Wednesday, July 19, 2017

Music biz set soap Rhythm City from Quizzical Pictures on celebrates a decade on South African TV; promises 'more gripping storylines'.

Rhythm City on is celebrating a decade on the air since the weekday soap set inside South Africa's music business started on the red letter channel on 9 July 2007, promising "more gripping storylines".

With some of the soap's original cast like Jamie Bartlett, Sethabi Taunyane, Mduduzi Mabaso, Mpho Molepo and Tebogo Khalo still seen in the popular local weekday drama, the actors and crew last week celebrated the 10th birthday with a lavish Johannesburg birthday bash.

In June 2007 cancelled the low-rated youth soap Backstage that failed to lure viewers, but to the channel's credit, believed that the channel must have a local weekday soap and gave it another try with Rhythm City, produced by Quizzical Pictures (formerly Curious Pictures).

The soap, its characters and its intrigue - set against the backdrop of the fast-paced South African music industry with drama taking viewers from the streets and clubs of Soweto to the recording studios and radio stations of Johannesburg - instantly found bigger appeal under viewers.

Moved from 18:30 to the 19:00 timeslot in January 2015 opposite SABC3's Isidingo that remains in a ratings struggle,'s Rhythm City now commands a sizeable audience of 3.5 million viewers. It perennially remains the second most watched show on just behind's other soap, Scandal, as a lucrative half hour of prime time programming for the channel.

"Rhythm City is one of's flagship shows, drawing audiences to the channel who are looking for their dose of daily drama," says Marlon Davids,'s managing director. "We are delighted with the way both the show and have evolved over the past 10 years and look forward to reaching more milestones together".

"When we started working on Rhythm City, we didn't think that we would still be going this strong 10 years later," says Harriet Gavshon, Rhythm City executive producer at Quizzical Pictures. "Creating gripping storylines for a daily soapie is challenging, but it's a challenge that we take on with gusto."

Besides stories revolving around the struggles as well as the glamour and excess of the local music biz, Rhythm City touched several sensitive and controversial subjects besides the backstabbing and in-fighting that characterises the serialised nature of a soap, ranging from abortion, homosexuality, rape, HIV/Aids and drug addiction to violence against women.

Some of it did land Rhythm City and in hot water, like last year when the Broadcasting Complaints Commission of South Africa (BCCSA) found the soap "shockingly inapprioriate" with woman abuse and a strangulation scene without warning in a timeslot too early for the visuals.

Over the years Rhythm City incorporated several real-life celebrities and musicians into its fictional universe, ranging from Kelly Khumalo, Khuli Chana, HHP, Khanyi Mbau, Kwesta, Slikour and Freshlyground to DJ Cleo.

In the past decade Rhythm City has seen its series of cast exists like Pam Andrews leaving after 7 years, backstage unhappiness,  a new opening sequence and look since October 2014, firings like Kelly Khumalo in 2009 over diva behaviour and other, more brutal firings like Connie Chiume  - even a real-life studio lot fire at Sasani Studios in 2014 that temporarily shut down production.

Watch the first episode of Rhythm City on here:

Editor's note: 
I'm one of the very few journalists and TV critics in South Africa - literally 4 at most - who was there then when still showed Ricki Lake and who covered Rhythm City when it started a decade ago, covered it ever since, and who are still around 10 years later to report on it.

It feels disappointing and distasteful that and Quizzical Pictures couldn't bother to invite, or even just tell, the few longest time media about Rhythm City's 10th birthday celebration at the soap's set on Wednesday.

So, sorry about it but not being able to hear what execs and the show's producers and cast have to say unfortunately means I can't cover more of the soap's milestone and report who said what.

Who knows where the world will be in another 10 years?
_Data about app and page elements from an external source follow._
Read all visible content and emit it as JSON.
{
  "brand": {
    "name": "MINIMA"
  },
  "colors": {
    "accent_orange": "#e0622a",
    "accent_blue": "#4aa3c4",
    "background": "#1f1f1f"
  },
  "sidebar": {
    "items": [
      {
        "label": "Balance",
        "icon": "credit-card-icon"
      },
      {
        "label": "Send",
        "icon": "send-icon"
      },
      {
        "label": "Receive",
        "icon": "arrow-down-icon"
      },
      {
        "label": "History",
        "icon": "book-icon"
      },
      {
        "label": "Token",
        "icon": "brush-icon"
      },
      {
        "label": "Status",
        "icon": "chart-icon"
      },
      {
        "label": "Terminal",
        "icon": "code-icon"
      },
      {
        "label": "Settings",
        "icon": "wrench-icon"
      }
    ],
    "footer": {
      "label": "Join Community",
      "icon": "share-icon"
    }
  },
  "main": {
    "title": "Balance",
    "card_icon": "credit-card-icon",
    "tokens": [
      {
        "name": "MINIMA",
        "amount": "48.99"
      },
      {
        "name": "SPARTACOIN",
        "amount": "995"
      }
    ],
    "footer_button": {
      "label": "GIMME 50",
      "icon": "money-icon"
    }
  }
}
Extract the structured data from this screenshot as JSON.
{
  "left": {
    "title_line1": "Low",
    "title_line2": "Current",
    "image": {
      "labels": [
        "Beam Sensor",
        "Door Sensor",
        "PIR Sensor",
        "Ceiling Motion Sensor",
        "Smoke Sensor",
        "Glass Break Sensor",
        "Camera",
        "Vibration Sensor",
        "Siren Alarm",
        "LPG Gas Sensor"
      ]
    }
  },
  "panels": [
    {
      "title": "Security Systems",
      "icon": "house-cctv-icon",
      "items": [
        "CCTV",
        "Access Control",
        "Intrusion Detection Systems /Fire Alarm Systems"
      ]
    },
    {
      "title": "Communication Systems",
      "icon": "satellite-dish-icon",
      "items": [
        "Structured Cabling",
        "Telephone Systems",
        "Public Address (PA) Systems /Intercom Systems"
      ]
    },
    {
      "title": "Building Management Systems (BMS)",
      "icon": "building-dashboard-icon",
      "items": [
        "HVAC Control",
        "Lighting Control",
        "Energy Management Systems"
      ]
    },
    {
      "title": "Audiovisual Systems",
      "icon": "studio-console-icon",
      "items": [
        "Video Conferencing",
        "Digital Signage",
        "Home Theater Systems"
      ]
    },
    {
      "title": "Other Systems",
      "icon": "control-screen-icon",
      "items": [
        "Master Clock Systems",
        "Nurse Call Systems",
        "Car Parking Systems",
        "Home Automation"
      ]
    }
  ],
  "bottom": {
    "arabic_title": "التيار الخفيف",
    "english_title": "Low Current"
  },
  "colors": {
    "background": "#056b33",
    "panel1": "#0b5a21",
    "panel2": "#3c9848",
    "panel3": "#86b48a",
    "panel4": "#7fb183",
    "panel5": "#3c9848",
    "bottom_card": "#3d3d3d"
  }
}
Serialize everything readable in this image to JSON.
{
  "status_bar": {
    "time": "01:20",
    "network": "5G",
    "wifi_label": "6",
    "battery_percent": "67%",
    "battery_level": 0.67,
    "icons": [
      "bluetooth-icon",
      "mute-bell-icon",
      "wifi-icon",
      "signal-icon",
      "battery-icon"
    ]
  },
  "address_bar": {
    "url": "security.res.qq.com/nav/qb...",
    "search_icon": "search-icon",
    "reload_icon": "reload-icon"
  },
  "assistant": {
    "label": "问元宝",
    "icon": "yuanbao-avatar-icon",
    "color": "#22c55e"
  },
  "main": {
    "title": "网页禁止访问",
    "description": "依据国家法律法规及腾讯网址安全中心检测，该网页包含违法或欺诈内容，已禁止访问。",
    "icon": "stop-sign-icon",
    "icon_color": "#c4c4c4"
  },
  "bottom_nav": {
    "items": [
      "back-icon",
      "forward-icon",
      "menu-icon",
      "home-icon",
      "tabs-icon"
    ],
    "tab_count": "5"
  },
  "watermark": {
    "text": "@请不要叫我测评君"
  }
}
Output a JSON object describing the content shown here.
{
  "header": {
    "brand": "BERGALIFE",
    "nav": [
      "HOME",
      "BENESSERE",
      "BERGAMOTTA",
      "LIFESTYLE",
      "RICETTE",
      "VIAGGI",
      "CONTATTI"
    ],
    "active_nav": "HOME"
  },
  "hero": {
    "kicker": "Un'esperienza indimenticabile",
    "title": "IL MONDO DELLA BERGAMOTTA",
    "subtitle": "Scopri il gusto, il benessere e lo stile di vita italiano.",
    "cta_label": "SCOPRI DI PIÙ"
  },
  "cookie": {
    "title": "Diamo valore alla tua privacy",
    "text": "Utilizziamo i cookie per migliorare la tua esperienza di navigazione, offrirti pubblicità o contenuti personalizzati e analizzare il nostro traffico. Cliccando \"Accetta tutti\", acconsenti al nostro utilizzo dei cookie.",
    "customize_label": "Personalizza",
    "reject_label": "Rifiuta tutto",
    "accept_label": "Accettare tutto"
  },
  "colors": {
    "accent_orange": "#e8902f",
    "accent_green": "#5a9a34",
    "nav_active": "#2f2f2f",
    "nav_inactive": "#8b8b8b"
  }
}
I don't know.

What I do know is this: If Rhythm City happens to still be on the air on by 2027, irrespective of how it looks and who happens to be in it and making it behind-the-scenes, I and some of the few other stalwarts will still be around to report on it, to cover all the news about it, and to chronicle every aspects around its place in and on South African television.

Congratulations to and Quizzical Pictures on the Rhythm City 10 year TV milestone.